▶ DATASET EXCERPTS
┌──

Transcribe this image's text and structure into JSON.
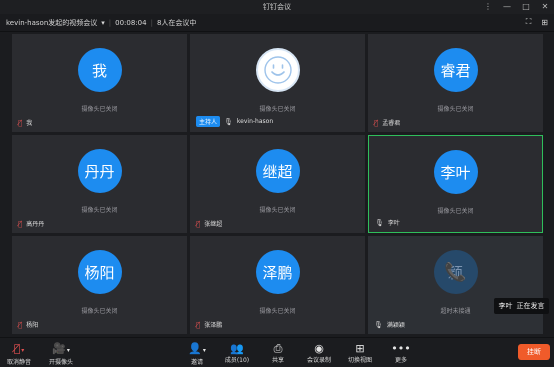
{
  "window": {
    "title": "钉钉会议",
    "controls": [
      "⋮",
      "—",
      "□",
      "✕"
    ]
  },
  "meeting": {
    "title": "kevin-hason发起的视频会议",
    "duration": "00:08:04",
    "participants_text": "8人在会议中"
  },
  "tiles": [
    {
      "avatar": "我",
      "camera_status": "摄像头已关闭",
      "name": "我",
      "mic": "muted"
    },
    {
      "avatar": "smile",
      "camera_status": "摄像头已关闭",
      "host_badge": "主持人",
      "name": "kevin-hason",
      "mic": "on"
    },
    {
      "avatar": "睿君",
      "camera_status": "摄像头已关闭",
      "name": "孟睿君",
      "mic": "muted"
    },
    {
      "avatar": "丹丹",
      "camera_status": "摄像头已关闭",
      "name": "高丹丹",
      "mic": "muted"
    },
    {
      "avatar": "继超",
      "camera_status": "摄像头已关闭",
      "name": "张继超",
      "mic": "muted"
    },
    {
      "avatar": "李叶",
      "camera_status": "摄像头已关闭",
      "name": "李叶",
      "mic": "on",
      "speaking": true
    },
    {
      "avatar": "杨阳",
      "camera_status": "摄像头已关闭",
      "name": "杨阳",
      "mic": "muted"
    },
    {
      "avatar": "泽鹏",
      "camera_status": "摄像头已关闭",
      "name": "张泽鹏",
      "mic": "muted"
    },
    {
      "avatar": "颖",
      "camera_status": "超时未接通",
      "name": "满颖颖",
      "mic": "on"
    }
  ],
  "tooltip": {
    "name": "李叶",
    "status": "正在发言"
  },
  "toolbar": {
    "unmute": "取消静音",
    "camera": "开摄像头",
    "invite": "邀请",
    "members": "成员(10)",
    "share": "共享",
    "record": "会议录制",
    "switch_view": "切换视图",
    "more": "更多",
    "end": "挂断"
  },
  "colors": {
    "accent": "#1d8cf0",
    "speaking_border": "#2fbf5b",
    "end_button": "#f05b2a",
    "muted": "#e05050"
  }
}
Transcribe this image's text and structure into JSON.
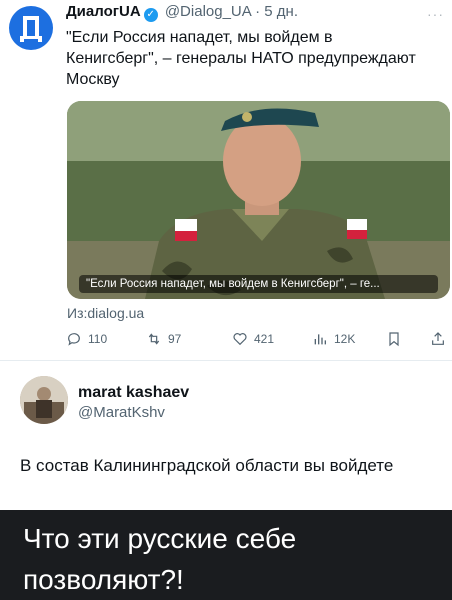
{
  "quoted_post": {
    "author_name": "ДиалогUA",
    "handle": "@Dialog_UA",
    "separator": "·",
    "age": "5 дн.",
    "more_label": "···",
    "text": "\"Если Россия нападет, мы войдем в Кенигсберг\", – генералы НАТО предупреждают Москву",
    "media_caption": "\"Если Россия нападет, мы войдем в Кенигсберг\", – ге...",
    "source": "Из:dialog.ua",
    "metrics": {
      "replies": "110",
      "reposts": "97",
      "likes": "421",
      "views": "12K"
    }
  },
  "reply_post": {
    "author_name": "marat kashaev",
    "handle": "@MaratKshv",
    "text": "В состав Калининградской области вы войдете"
  },
  "footer": {
    "text": "Что эти русские себе позволяют?!"
  },
  "colors": {
    "brand_blue": "#1d6fe0",
    "verified_blue": "#1d9bf0",
    "muted_text": "#536471",
    "footer_bg": "#1a1c1f"
  }
}
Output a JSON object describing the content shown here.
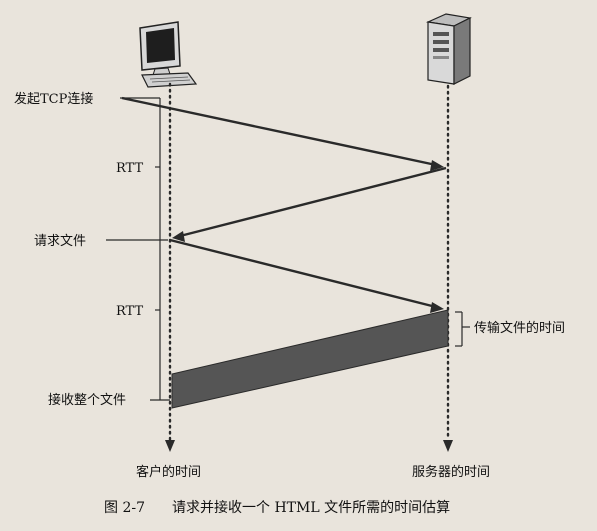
{
  "labels": {
    "initiate_tcp": "发起TCP连接",
    "rtt_top": "RTT",
    "request_file": "请求文件",
    "rtt_bottom": "RTT",
    "transmit_time": "传输文件的时间",
    "receive_file": "接收整个文件",
    "client_time": "客户的时间",
    "server_time": "服务器的时间"
  },
  "caption": {
    "figure_no": "图 2-7",
    "text": "请求并接收一个 HTML 文件所需的时间估算"
  },
  "icons": {
    "client": "desktop-computer-icon",
    "server": "server-tower-icon"
  }
}
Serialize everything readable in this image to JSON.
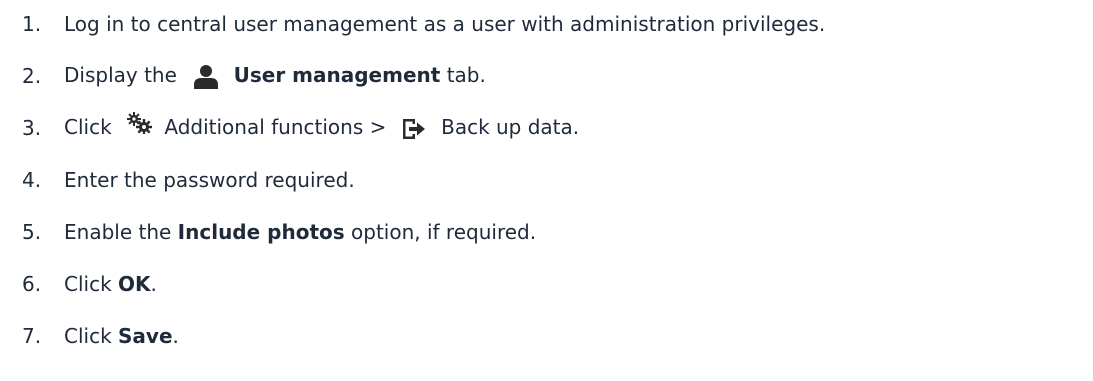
{
  "steps": [
    {
      "number": "1.",
      "text": "Log in to central user management as a user with administration privileges."
    },
    {
      "number": "2.",
      "before": "Display the",
      "icon": "user-icon",
      "bold": "User management",
      "after": "tab."
    },
    {
      "number": "3.",
      "before": "Click",
      "icon1": "gears-icon",
      "mid": "Additional functions >",
      "icon2": "export-icon",
      "after": "Back up data."
    },
    {
      "number": "4.",
      "text": "Enter the password required."
    },
    {
      "number": "5.",
      "before": "Enable the",
      "bold": "Include photos",
      "after": "option, if required."
    },
    {
      "number": "6.",
      "before": "Click",
      "bold": "OK",
      "after": "."
    },
    {
      "number": "7.",
      "before": "Click",
      "bold": "Save",
      "after": "."
    }
  ],
  "colors": {
    "text": "#1f2a3a",
    "icon": "#2b2b2b"
  }
}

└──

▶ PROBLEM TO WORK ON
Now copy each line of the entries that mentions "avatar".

▶ OUTPUT
      "avatar": "我",
      "avatar": "smile",
      "avatar": "睿君",
      "avatar": "丹丹",
      "avatar": "继超",
      "avatar": "李叶",
      "avatar": "杨阳",
      "avatar": "泽鹏",
      "avatar": "颖",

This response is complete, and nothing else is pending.